Consider investing across multiple markets, regions and industries to build a truly robust portfolio that will be able to withstand uncertainty or loss in one area, without amplified losses.

Avoid spreading wealth too thin

There is such a thing as a portfolio that is too diverse! Holding 50 investments that you don’t have time to manage or adequately track can lead to losses due to oversights or a missed announcement. As much as we wish there was, there is no ‘magic number’ of assets to hold. Ultimately, investing has to suit you.
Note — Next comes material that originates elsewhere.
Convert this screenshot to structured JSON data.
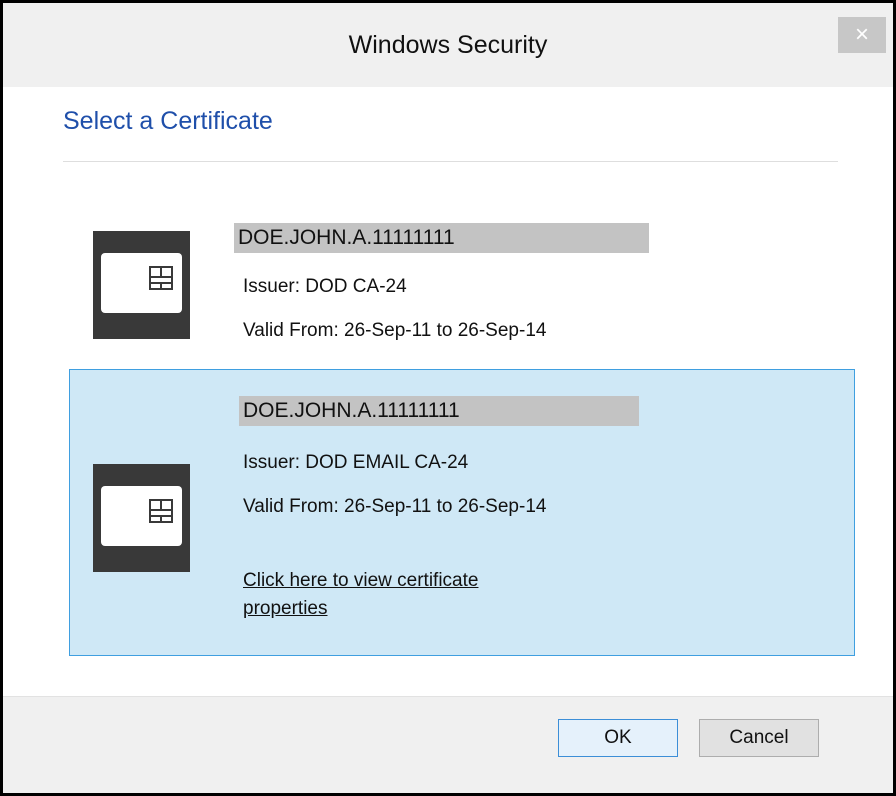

If you’ve got time on your hands and enjoy following daily market activity then you may identify as more of a trader whereas if you’re like me, and prefer to set and forget, you’re more of an investor.
Regardless of where you are on the trading/investor scale, diversification is crucial, just not too much.

Consider investing in varying risk levels

Each investor will have their own risk tolerance, and it’s important to ask yourself questions to determine these. That being said, a riskier investor should try to mix in some steadier stocks or assets to support the growth stocks and balance out losses. Similarly, a conservative investor might want to look at adding some more high risk growth stocks to their portfolio.

Investing across risk levels means that the shareholder is exposed to differing rates of return to either prop up or add to portfolios.

If you want to get the ball rolling on creating your diverse investor portfolio and are not sure where to start, click here to enrol in a free beginners online course for stock market trading and investing.